BEGIN
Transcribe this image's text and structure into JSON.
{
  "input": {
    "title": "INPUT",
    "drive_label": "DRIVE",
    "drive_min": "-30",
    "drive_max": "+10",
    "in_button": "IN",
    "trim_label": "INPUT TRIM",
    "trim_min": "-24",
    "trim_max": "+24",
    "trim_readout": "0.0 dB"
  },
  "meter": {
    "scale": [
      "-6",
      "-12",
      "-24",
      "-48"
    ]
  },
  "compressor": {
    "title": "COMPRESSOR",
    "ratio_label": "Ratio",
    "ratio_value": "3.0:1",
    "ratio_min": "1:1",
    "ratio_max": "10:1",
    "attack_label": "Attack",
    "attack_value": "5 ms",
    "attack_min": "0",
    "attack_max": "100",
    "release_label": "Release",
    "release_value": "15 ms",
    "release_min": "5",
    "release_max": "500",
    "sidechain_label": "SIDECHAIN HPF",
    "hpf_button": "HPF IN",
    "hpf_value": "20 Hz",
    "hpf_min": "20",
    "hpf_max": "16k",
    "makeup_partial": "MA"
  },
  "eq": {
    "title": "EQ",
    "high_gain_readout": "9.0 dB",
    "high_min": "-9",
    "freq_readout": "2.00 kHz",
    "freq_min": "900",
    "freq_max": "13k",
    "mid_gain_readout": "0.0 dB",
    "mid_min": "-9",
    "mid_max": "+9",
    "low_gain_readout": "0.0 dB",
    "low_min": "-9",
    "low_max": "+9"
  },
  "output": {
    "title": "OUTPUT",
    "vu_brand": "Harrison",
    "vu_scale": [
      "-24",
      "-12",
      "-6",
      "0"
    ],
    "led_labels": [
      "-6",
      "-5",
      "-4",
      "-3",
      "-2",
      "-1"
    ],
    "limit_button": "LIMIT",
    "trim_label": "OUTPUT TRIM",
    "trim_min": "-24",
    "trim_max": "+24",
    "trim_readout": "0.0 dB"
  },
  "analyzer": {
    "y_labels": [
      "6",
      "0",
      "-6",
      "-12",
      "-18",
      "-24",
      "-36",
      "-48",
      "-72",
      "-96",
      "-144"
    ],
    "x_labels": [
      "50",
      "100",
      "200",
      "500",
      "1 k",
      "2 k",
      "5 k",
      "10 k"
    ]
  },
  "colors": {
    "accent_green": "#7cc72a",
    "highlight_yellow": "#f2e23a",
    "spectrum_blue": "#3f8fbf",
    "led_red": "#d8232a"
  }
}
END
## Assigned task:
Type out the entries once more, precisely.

## Reply to the task:
Transcribe this image's text and structure into JSON.
{
  "input": {
    "title": "INPUT",
    "drive_label": "DRIVE",
    "drive_min": "-30",
    "drive_max": "+10",
    "in_button": "IN",
    "trim_label": "INPUT TRIM",
    "trim_min": "-24",
    "trim_max": "+24",
    "trim_readout": "0.0 dB"
  },
  "meter": {
    "scale": [
      "-6",
      "-12",
      "-24",
      "-48"
    ]
  },
  "compressor": {
    "title": "COMPRESSOR",
    "ratio_label": "Ratio",
    "ratio_value": "3.0:1",
    "ratio_min": "1:1",
    "ratio_max": "10:1",
    "attack_label": "Attack",
    "attack_value": "5 ms",
    "attack_min": "0",
    "attack_max": "100",
    "release_label": "Release",
    "release_value": "15 ms",
    "release_min": "5",
    "release_max": "500",
    "sidechain_label": "SIDECHAIN HPF",
    "hpf_button": "HPF IN",
    "hpf_value": "20 Hz",
    "hpf_min": "20",
    "hpf_max": "16k",
    "makeup_partial": "MA"
  },
  "eq": {
    "title": "EQ",
    "high_gain_readout": "9.0 dB",
    "high_min": "-9",
    "freq_readout": "2.00 kHz",
    "freq_min": "900",
    "freq_max": "13k",
    "mid_gain_readout": "0.0 dB",
    "mid_min": "-9",
    "mid_max": "+9",
    "low_gain_readout": "0.0 dB",
    "low_min": "-9",
    "low_max": "+9"
  },
  "output": {
    "title": "OUTPUT",
    "vu_brand": "Harrison",
    "vu_scale": [
      "-24",
      "-12",
      "-6",
      "0"
    ],
    "led_labels": [
      "-6",
      "-5",
      "-4",
      "-3",
      "-2",
      "-1"
    ],
    "limit_button": "LIMIT",
    "trim_label": "OUTPUT TRIM",
    "trim_min": "-24",
    "trim_max": "+24",
    "trim_readout": "0.0 dB"
  },
  "analyzer": {
    "y_labels": [
      "6",
      "0",
      "-6",
      "-12",
      "-18",
      "-24",
      "-36",
      "-48",
      "-72",
      "-96",
      "-144"
    ],
    "x_labels": [
      "50",
      "100",
      "200",
      "500",
      "1 k",
      "2 k",
      "5 k",
      "10 k"
    ]
  },
  "colors": {
    "accent_green": "#7cc72a",
    "highlight_yellow": "#f2e23a",
    "spectrum_blue": "#3f8fbf",
    "led_red": "#d8232a"
  }
}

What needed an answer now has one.